Nikki's Place has been the beacon of authentic soul food in Orlando's Parramore community since 1999, but the restaurant and its chef's roots reach much deeper. The small, neighborhood eatery opened in 1949 and was known as Roser's Restaurant.
The lowdown: The hand-battered fried chicken, one of several revolving daily specials, may be the finest pieces of poultry to ever take a long bath in hot bubbling oil. The meat is juicy and the crisp coating is what all fried chicken aspires to be.
Where: 742 Carter St., Orlando
Contact: 407-425-5301 and nikkisplace.net
Formerly known as Queen Bee's Soul Food Restaurant, this family owned eatery in the Washington Shores community is a local fave.
The lowdown: This is one of the best places for fried chicken and waffles in Orlando. Don't expect an assortment of pieces; this is wing country.
Where: 3214 Orange Center Blvd., Orlando
Contact: 407-826-1731; chefeddies.com
Publix was founded by George W. Jenkins in 1930 in Winter Haven.

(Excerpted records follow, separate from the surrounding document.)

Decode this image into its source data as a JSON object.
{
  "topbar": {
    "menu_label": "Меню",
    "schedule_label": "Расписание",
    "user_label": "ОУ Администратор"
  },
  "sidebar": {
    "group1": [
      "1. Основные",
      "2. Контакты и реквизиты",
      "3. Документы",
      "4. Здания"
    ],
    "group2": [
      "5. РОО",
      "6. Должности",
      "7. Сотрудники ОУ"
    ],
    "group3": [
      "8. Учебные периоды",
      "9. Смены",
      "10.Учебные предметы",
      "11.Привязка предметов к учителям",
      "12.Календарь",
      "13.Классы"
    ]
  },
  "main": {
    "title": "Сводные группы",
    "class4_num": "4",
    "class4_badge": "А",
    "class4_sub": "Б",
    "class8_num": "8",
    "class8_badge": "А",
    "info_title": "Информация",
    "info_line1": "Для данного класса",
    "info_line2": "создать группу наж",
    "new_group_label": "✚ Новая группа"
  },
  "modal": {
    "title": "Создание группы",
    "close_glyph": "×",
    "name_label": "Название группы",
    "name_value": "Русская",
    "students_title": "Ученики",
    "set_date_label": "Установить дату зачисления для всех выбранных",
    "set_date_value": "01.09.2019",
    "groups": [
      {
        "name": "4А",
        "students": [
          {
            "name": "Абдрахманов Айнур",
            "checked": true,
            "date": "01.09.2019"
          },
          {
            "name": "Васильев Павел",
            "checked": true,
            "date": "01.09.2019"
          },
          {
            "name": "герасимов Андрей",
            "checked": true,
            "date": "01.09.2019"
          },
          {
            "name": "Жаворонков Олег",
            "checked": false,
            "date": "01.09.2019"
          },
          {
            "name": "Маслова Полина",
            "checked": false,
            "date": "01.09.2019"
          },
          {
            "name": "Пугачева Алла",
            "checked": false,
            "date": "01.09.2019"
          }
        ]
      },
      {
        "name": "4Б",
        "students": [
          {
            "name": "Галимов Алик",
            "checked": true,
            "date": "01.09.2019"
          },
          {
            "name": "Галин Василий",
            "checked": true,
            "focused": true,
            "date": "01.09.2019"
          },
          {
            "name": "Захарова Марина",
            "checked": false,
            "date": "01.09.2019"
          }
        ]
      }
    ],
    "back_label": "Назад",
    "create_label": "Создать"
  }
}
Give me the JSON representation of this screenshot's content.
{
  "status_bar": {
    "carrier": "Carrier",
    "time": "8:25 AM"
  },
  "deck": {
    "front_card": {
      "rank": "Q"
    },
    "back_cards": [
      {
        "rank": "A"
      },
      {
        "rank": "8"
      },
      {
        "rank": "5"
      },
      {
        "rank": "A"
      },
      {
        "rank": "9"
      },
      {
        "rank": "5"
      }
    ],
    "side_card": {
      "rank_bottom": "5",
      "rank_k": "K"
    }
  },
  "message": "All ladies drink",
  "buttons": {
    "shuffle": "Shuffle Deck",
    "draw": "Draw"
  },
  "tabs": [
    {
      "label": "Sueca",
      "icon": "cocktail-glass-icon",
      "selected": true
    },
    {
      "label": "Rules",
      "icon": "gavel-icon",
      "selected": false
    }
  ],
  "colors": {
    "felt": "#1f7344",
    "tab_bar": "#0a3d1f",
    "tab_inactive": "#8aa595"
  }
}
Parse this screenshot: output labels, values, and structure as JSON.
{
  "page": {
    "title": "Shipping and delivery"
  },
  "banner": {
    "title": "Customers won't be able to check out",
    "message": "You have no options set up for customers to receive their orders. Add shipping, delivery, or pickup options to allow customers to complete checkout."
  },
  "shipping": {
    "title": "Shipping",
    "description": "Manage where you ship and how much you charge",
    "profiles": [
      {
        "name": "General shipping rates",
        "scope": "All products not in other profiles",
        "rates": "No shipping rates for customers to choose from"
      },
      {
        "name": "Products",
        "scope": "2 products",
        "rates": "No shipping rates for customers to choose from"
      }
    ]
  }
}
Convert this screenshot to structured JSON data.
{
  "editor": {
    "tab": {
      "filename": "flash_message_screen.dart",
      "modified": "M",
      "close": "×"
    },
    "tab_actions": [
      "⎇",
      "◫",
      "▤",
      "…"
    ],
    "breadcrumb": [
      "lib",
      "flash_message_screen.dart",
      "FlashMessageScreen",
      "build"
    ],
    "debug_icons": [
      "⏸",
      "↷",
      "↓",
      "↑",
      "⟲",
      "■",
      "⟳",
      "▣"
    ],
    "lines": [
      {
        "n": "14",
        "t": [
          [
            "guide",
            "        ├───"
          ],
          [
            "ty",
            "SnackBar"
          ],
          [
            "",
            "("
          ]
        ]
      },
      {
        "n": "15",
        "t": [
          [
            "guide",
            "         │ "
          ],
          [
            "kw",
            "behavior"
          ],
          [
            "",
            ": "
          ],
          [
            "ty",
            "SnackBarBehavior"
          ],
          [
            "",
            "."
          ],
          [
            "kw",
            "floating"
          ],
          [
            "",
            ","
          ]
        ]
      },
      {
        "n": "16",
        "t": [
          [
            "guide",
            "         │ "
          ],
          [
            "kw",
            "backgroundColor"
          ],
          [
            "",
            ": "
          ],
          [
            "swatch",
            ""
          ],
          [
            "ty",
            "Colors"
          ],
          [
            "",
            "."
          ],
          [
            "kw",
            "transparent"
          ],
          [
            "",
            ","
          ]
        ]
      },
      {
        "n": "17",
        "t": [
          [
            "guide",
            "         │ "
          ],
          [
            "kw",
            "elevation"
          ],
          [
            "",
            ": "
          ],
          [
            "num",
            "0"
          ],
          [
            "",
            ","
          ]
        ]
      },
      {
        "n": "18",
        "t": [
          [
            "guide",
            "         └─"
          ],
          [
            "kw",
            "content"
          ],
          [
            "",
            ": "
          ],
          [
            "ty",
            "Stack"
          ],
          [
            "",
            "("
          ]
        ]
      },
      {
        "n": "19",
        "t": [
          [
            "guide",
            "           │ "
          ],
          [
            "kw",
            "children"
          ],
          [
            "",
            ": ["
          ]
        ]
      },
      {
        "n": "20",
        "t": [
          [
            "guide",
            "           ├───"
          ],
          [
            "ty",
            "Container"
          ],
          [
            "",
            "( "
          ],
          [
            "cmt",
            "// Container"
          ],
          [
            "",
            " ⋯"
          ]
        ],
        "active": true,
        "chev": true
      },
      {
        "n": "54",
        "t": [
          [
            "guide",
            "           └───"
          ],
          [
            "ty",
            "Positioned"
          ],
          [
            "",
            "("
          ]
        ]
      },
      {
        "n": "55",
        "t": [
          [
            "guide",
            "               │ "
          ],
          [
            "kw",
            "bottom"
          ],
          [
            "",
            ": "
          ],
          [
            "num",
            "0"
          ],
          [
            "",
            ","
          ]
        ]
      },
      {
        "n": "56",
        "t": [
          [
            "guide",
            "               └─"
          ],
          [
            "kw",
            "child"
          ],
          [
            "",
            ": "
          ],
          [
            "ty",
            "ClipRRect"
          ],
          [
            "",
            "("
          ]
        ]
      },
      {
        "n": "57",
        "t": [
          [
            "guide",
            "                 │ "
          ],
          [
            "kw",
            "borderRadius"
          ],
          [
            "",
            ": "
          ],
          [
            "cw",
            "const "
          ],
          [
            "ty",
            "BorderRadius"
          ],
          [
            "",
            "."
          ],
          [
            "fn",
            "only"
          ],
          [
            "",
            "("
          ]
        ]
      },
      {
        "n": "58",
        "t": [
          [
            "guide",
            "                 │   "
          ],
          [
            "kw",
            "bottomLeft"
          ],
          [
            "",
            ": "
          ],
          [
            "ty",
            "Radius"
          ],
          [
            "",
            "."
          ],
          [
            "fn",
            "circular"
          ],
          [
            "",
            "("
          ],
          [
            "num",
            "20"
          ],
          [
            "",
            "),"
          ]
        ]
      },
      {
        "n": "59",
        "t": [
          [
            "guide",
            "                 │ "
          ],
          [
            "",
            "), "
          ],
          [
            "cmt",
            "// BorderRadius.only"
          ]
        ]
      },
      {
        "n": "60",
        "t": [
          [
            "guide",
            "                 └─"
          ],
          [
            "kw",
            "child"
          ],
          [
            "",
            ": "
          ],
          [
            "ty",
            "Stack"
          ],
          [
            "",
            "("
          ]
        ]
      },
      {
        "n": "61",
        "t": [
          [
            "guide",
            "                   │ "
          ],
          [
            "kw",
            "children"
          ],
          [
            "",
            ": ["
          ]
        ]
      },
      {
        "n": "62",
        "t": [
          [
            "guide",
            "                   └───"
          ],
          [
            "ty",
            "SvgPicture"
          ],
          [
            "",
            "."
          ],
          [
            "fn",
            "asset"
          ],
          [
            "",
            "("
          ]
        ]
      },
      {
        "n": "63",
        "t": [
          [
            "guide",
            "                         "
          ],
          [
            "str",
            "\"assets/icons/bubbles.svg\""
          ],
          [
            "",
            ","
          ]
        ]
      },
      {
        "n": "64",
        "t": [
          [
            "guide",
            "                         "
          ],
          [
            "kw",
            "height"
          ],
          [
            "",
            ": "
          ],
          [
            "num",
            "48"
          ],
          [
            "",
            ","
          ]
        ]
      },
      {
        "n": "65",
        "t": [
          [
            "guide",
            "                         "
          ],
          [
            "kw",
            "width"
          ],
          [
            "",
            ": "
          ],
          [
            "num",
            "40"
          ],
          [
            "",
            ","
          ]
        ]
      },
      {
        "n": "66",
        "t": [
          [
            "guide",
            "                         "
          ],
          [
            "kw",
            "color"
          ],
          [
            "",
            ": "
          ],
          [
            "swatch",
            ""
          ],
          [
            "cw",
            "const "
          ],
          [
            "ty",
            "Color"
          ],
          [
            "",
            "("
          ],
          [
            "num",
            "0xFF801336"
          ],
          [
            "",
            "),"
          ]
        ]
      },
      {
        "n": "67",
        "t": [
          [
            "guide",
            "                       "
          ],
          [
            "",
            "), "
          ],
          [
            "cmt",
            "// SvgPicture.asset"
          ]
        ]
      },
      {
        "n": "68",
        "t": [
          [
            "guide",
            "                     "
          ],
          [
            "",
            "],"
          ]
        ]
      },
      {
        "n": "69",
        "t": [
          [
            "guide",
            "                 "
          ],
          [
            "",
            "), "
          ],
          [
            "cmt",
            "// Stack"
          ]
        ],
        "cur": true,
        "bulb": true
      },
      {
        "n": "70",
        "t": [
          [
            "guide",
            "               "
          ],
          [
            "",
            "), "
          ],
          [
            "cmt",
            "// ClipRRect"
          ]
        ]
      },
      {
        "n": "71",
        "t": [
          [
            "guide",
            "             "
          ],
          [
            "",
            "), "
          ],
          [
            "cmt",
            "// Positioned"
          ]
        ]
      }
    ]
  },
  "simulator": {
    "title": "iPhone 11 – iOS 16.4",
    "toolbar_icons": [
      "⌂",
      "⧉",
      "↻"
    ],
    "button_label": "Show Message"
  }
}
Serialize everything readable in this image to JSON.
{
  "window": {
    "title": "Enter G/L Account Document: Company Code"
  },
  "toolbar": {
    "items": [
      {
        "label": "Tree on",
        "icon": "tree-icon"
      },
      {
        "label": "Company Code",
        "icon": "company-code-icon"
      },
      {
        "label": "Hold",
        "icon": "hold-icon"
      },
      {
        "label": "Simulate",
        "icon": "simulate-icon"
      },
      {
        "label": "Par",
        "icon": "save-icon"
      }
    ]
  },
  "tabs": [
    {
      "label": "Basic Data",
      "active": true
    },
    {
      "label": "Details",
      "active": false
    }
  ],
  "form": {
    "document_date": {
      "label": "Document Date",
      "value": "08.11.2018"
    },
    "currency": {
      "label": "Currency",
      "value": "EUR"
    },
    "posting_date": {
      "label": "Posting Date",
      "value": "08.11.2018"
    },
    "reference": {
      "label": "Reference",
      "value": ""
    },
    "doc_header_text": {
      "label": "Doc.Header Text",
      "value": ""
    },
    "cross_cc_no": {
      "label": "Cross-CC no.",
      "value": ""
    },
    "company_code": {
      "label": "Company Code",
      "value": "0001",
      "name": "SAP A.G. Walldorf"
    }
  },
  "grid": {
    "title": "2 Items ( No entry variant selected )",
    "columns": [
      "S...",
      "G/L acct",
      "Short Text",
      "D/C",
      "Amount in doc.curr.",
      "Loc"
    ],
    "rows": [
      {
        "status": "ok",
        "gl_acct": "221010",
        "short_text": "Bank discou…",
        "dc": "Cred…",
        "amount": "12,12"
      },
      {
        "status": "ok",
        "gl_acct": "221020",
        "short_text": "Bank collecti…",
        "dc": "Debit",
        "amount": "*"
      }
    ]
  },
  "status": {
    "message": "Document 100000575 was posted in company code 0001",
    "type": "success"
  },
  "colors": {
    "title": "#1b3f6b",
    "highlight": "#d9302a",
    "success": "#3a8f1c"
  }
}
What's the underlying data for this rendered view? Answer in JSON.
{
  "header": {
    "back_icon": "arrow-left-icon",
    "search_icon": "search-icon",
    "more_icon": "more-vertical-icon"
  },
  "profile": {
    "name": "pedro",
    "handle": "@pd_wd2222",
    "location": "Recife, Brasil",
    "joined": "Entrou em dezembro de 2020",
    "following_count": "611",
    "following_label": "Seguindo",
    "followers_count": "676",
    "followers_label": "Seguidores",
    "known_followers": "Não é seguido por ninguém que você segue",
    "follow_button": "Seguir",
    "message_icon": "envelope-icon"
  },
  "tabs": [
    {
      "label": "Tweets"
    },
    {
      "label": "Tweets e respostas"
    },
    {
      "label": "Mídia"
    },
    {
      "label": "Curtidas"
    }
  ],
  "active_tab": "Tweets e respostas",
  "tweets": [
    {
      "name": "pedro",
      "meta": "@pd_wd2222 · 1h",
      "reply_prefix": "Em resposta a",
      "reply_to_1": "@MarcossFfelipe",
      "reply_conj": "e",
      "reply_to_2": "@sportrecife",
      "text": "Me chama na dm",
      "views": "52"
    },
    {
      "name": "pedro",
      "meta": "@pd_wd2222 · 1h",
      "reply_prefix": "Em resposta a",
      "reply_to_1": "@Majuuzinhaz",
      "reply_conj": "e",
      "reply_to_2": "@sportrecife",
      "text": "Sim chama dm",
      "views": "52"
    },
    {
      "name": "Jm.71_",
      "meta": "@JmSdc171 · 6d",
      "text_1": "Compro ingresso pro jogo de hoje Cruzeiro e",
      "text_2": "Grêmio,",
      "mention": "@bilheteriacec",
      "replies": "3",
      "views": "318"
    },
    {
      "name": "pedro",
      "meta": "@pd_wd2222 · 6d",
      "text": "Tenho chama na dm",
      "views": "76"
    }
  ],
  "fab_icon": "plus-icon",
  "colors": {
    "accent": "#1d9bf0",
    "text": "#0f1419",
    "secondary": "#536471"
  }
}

Today there are groceries in Florida, Georgia, South Carolina, Alabama and Tennessee.
The lowdown: When I told friends, family and colleagues I was compiling a list of the best fried chicken in Central Florida, every person asked if I was including Publix. The supermarket excels at the double-battered crunch. The pieces are large and the meat-to-bone ratio rocks.
Where: Various locations including 2100 Winter Springs Blvd., Tuskawilla Bend Shopping Center, in Oviedo
Contact: 407-366-9740; publix.com
Shantell Williams demonstrates how she fries chicken at her Sanford restaurant, and Sentinel food editor Heather McPherson offers tips for the home cook. OrlandoSentinel.com